Task instructions: When you answer, give every record back exactly as written.

(Dataset records)
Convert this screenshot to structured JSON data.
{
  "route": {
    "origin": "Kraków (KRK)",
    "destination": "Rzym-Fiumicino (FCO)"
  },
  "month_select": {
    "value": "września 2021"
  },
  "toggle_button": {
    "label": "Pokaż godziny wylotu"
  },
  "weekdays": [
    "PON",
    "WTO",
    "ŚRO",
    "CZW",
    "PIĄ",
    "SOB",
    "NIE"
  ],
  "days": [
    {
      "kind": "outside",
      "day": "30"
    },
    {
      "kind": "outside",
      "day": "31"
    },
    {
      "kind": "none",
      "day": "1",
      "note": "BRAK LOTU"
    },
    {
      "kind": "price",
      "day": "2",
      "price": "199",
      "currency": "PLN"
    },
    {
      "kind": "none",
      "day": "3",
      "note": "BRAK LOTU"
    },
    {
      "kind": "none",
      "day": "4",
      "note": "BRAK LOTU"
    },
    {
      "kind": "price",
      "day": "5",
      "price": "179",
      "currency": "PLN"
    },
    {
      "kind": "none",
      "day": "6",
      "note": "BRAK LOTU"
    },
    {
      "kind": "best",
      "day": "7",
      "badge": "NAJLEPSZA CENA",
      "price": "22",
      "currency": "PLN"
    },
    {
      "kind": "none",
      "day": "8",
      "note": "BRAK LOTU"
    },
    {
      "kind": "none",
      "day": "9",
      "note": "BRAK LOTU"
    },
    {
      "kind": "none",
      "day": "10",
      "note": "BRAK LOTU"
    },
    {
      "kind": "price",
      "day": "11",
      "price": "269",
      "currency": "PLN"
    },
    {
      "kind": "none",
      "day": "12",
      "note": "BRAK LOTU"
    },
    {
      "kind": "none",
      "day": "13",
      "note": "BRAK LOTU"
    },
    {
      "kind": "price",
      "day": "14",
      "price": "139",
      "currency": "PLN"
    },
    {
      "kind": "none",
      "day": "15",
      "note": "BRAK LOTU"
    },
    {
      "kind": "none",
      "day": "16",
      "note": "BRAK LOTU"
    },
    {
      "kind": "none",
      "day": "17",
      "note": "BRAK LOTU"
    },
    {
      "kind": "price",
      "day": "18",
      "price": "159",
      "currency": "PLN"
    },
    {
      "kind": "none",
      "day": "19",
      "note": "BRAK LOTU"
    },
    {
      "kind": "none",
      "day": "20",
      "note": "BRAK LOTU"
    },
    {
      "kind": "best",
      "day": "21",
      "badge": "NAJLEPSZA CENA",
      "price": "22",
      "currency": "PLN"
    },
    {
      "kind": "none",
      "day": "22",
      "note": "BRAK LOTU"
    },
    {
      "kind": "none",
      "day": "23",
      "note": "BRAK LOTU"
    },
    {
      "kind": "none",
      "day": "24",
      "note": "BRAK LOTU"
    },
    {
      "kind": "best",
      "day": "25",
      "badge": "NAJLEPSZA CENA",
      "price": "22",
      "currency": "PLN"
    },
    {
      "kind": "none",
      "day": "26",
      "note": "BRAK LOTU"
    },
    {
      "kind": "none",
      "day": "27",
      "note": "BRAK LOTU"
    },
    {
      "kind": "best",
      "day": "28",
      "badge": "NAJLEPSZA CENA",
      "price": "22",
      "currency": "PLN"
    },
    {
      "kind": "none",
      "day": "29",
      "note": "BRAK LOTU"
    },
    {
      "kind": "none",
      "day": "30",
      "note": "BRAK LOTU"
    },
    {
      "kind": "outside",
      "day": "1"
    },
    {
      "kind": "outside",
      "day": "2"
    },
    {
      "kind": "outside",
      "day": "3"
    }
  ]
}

Task answer:
Convert this screenshot to structured JSON data.
{
  "route": {
    "origin": "Kraków (KRK)",
    "destination": "Rzym-Fiumicino (FCO)"
  },
  "month_select": {
    "value": "września 2021"
  },
  "toggle_button": {
    "label": "Pokaż godziny wylotu"
  },
  "weekdays": [
    "PON",
    "WTO",
    "ŚRO",
    "CZW",
    "PIĄ",
    "SOB",
    "NIE"
  ],
  "days": [
    {
      "kind": "outside",
      "day": "30"
    },
    {
      "kind": "outside",
      "day": "31"
    },
    {
      "kind": "none",
      "day": "1",
      "note": "BRAK LOTU"
    },
    {
      "kind": "price",
      "day": "2",
      "price": "199",
      "currency": "PLN"
    },
    {
      "kind": "none",
      "day": "3",
      "note": "BRAK LOTU"
    },
    {
      "kind": "none",
      "day": "4",
      "note": "BRAK LOTU"
    },
    {
      "kind": "price",
      "day": "5",
      "price": "179",
      "currency": "PLN"
    },
    {
      "kind": "none",
      "day": "6",
      "note": "BRAK LOTU"
    },
    {
      "kind": "best",
      "day": "7",
      "badge": "NAJLEPSZA CENA",
      "price": "22",
      "currency": "PLN"
    },
    {
      "kind": "none",
      "day": "8",
      "note": "BRAK LOTU"
    },
    {
      "kind": "none",
      "day": "9",
      "note": "BRAK LOTU"
    },
    {
      "kind": "none",
      "day": "10",
      "note": "BRAK LOTU"
    },
    {
      "kind": "price",
      "day": "11",
      "price": "269",
      "currency": "PLN"
    },
    {
      "kind": "none",
      "day": "12",
      "note": "BRAK LOTU"
    },
    {
      "kind": "none",
      "day": "13",
      "note": "BRAK LOTU"
    },
    {
      "kind": "price",
      "day": "14",
      "price": "139",
      "currency": "PLN"
    },
    {
      "kind": "none",
      "day": "15",
      "note": "BRAK LOTU"
    },
    {
      "kind": "none",
      "day": "16",
      "note": "BRAK LOTU"
    },
    {
      "kind": "none",
      "day": "17",
      "note": "BRAK LOTU"
    },
    {
      "kind": "price",
      "day": "18",
      "price": "159",
      "currency": "PLN"
    },
    {
      "kind": "none",
      "day": "19",
      "note": "BRAK LOTU"
    },
    {
      "kind": "none",
      "day": "20",
      "note": "BRAK LOTU"
    },
    {
      "kind": "best",
      "day": "21",
      "badge": "NAJLEPSZA CENA",
      "price": "22",
      "currency": "PLN"
    },
    {
      "kind": "none",
      "day": "22",
      "note": "BRAK LOTU"
    },
    {
      "kind": "none",
      "day": "23",
      "note": "BRAK LOTU"
    },
    {
      "kind": "none",
      "day": "24",
      "note": "BRAK LOTU"
    },
    {
      "kind": "best",
      "day": "25",
      "badge": "NAJLEPSZA CENA",
      "price": "22",
      "currency": "PLN"
    },
    {
      "kind": "none",
      "day": "26",
      "note": "BRAK LOTU"
    },
    {
      "kind": "none",
      "day": "27",
      "note": "BRAK LOTU"
    },
    {
      "kind": "best",
      "day": "28",
      "badge": "NAJLEPSZA CENA",
      "price": "22",
      "currency": "PLN"
    },
    {
      "kind": "none",
      "day": "29",
      "note": "BRAK LOTU"
    },
    {
      "kind": "none",
      "day": "30",
      "note": "BRAK LOTU"
    },
    {
      "kind": "outside",
      "day": "1"
    },
    {
      "kind": "outside",
      "day": "2"
    },
    {
      "kind": "outside",
      "day": "3"
    }
  ]
}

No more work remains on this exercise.